I’ll go for a walk down to the river today to see if there are any late-coming ducks or geese, migrating to some far off locale. Some might decide to stay, given the relatively mild weather, especially this year. A groundhog is cropping the grass along the walking path. A resident songbird flies over my head. The sunlight ripples across the slow-flowing river. Toward sunset the sky’s colors are amazing: red, purple, pink. It’s hard to believe it’s only 4:30 p.m…. it feels much more like bedtime.

At this time of year the days switch between the need for a light jacket to bundled up in wool. Scarf and gloves, or none? A quick stroll or a leisurely ramble? Seeing your breath on the air or not? I like the contradictions that the transition from fall to winter brings. Fall comes in all bright colors and woodsy scents. Winter takes over in stark greys and whites with crisp, almost metallic smells. There’s something positive and almost magical in the changing of seasons, we just have to be open to seeing it.

 

Protests: Right, Wrong, and in Between October 31, 2016

Filed under: Uncategorized — newdomino @ 4:17 PM

Last week there were two events that got me fired up. One was seeing unarmed (mostly… and even then, just with rocks) protestors being arrested en mass at the Dakota Access Pipeline. The other was seeing the armed perpetrators of the Malheur National Wildlife Refuge standoff acquitted of their charges. Why is it ok for a group of heavily armed people to out stay their welcome on public land, yet others are being forcibly removed from a different area? While we can’t know what’s going on in the judge’s head or the police officers’ heads, I can provide some speculation.

One only has to look at the two groups of people to see a difference. The majority of people involved in the wildlife refuge fracas were white men (one woman was involved, as was one non-Caucasian man). Many of people being arrested in North Dakota are from the Standing Rock Sioux Tribe, i.e. native Americans. The first group found some out of the way public land to occupy to protest what they deemed unfair government control of public lands. They want to be able to graze their cattle on our land, for free. I’d like to build a house at Yellowstone, but that would defeat the purpose of public land, right?!

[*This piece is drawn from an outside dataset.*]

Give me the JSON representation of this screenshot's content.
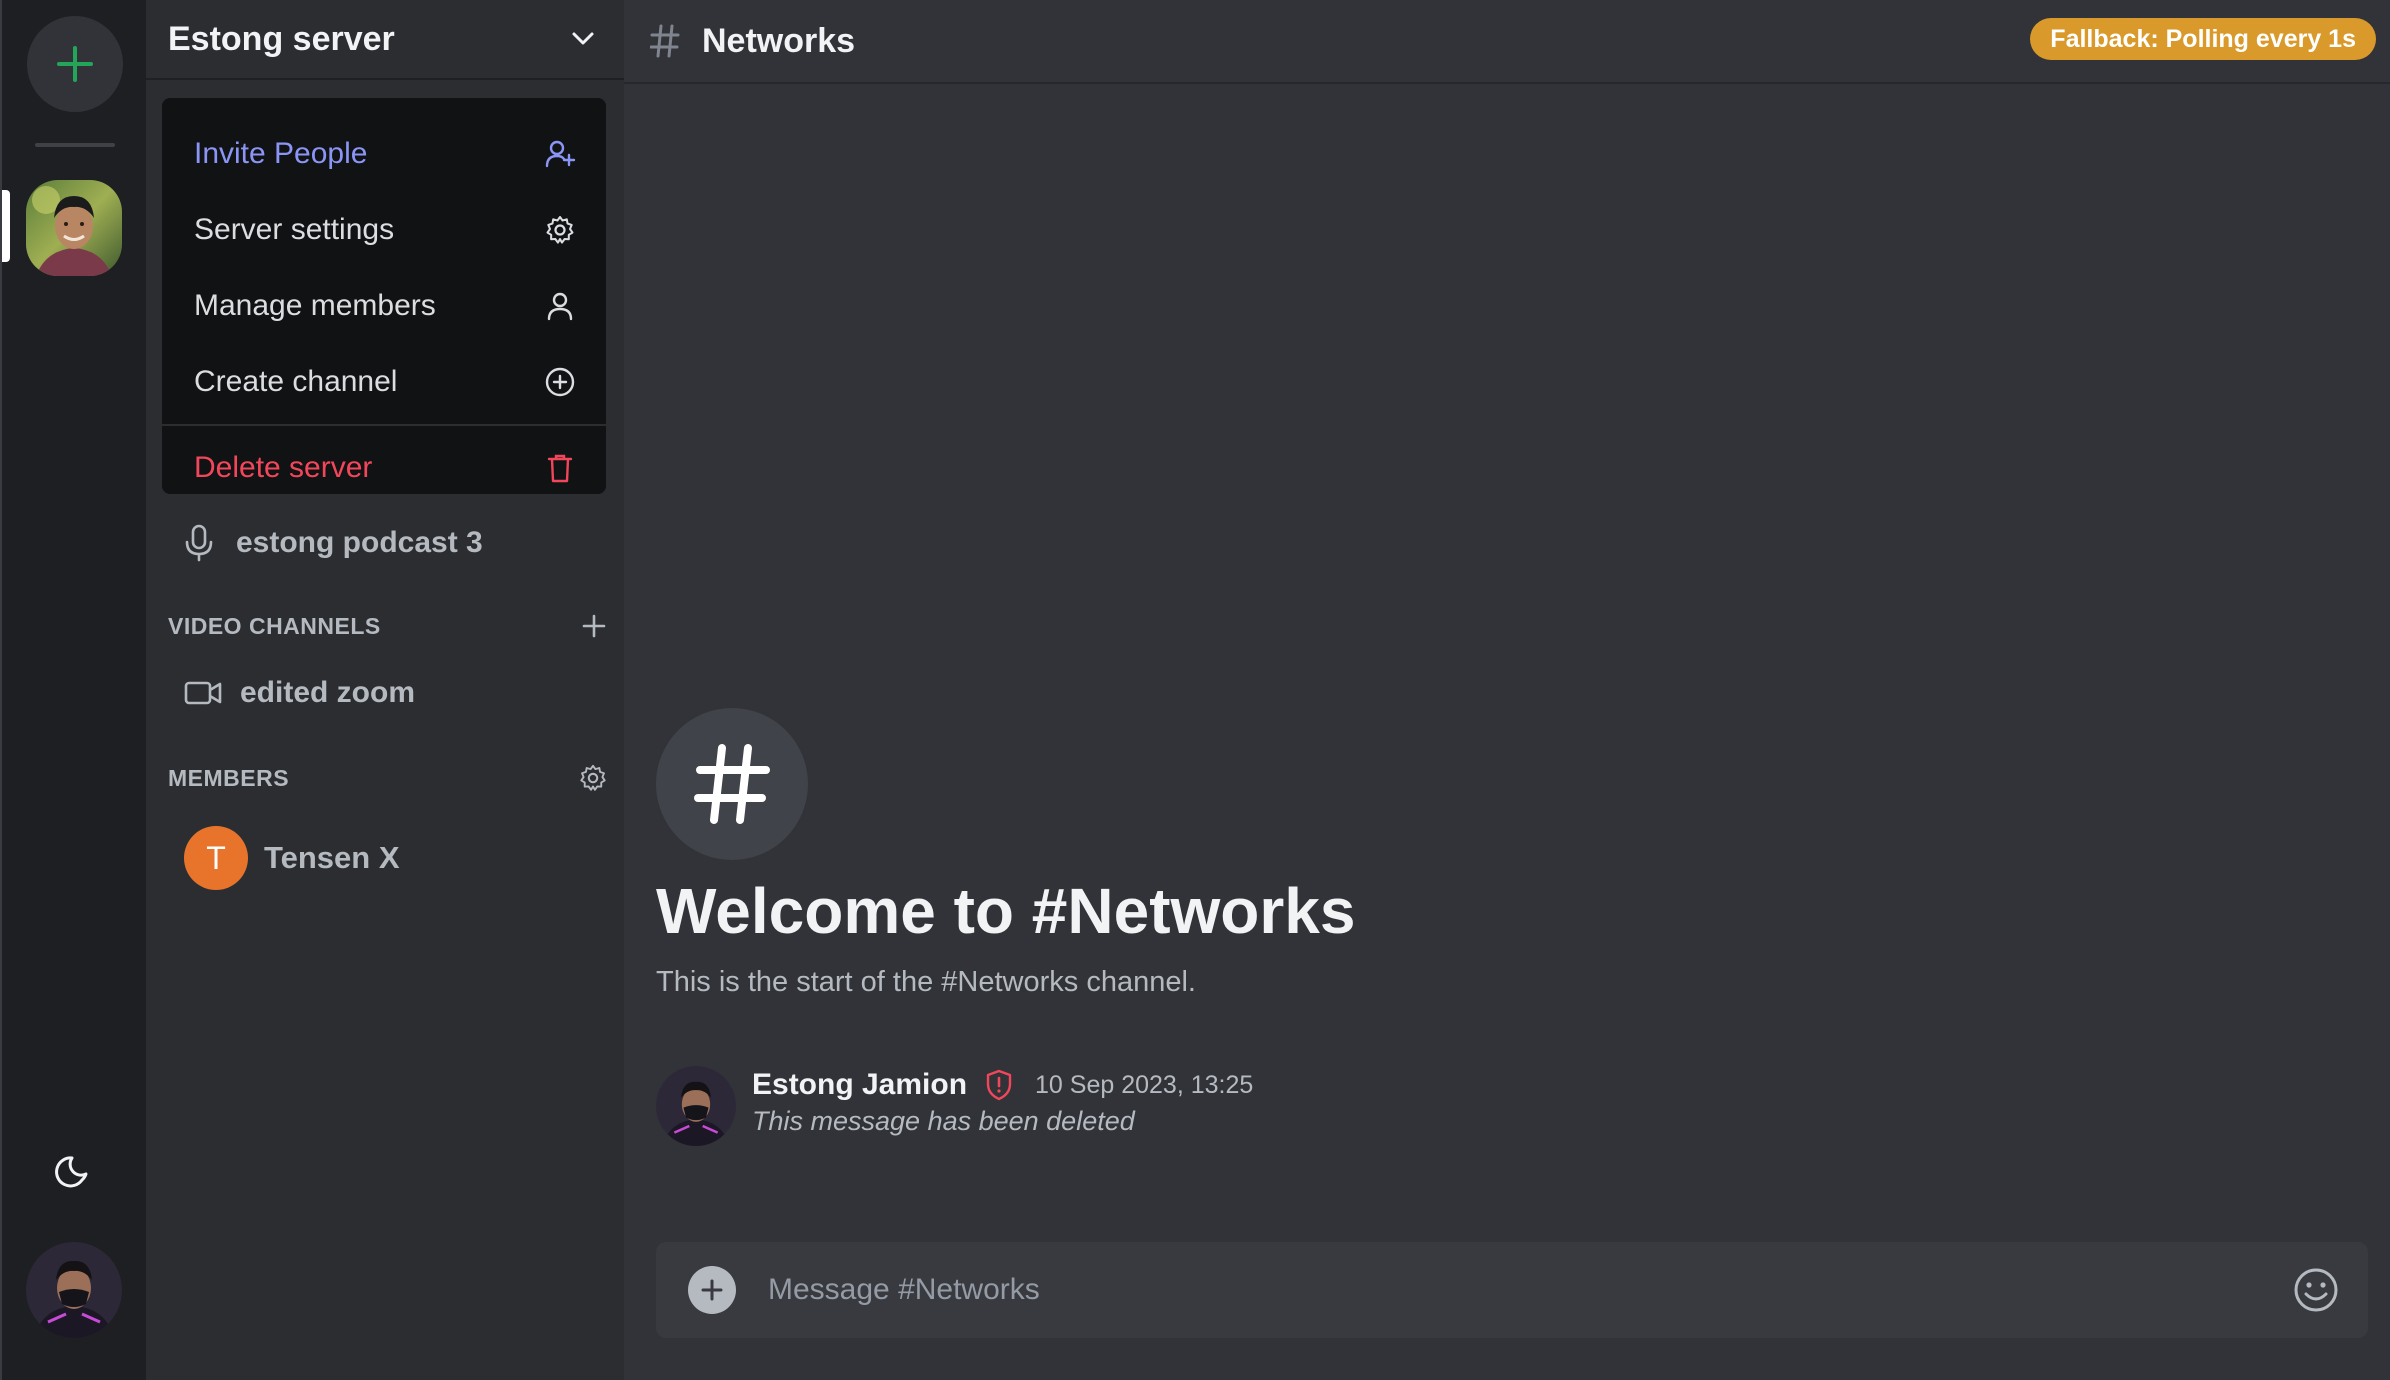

The second group is protesting an oil pipeline that they say could rupture, negatively impacting their drinking water, not to mention slowing any progress toward finding alternative fuel sources to slow climate change. They tried legal proceedings to shut down the project, to no avail. When that failed, they took to the land, literally, to block the pipeline’s construction.

Aside from race, the other issue at heart here is that the Bundy’s and their pals were not blocking any commercial enterprise, aside from potentially stopping some federal employees from fully doing their day-to-day jobs. The protestors in North Dakota are stopping a commercial enterprise. Dollars are trumping environmental protections once again.

If I lived closer, I’d like to think I’d be there too, standing with the Standing Rock Sioux. Thankfully there are many environmentalists adding their voices to the situation. Let’s hope for a peaceful and satisfactory conclusion that protects water quality and these native peoples. And let’s hope that the acquittal of those armed vigilantes in Oregon does not spark more militia-like takeovers of public lands. Just because that land belongs to us all doesn’t mean you can do whatever you want on it!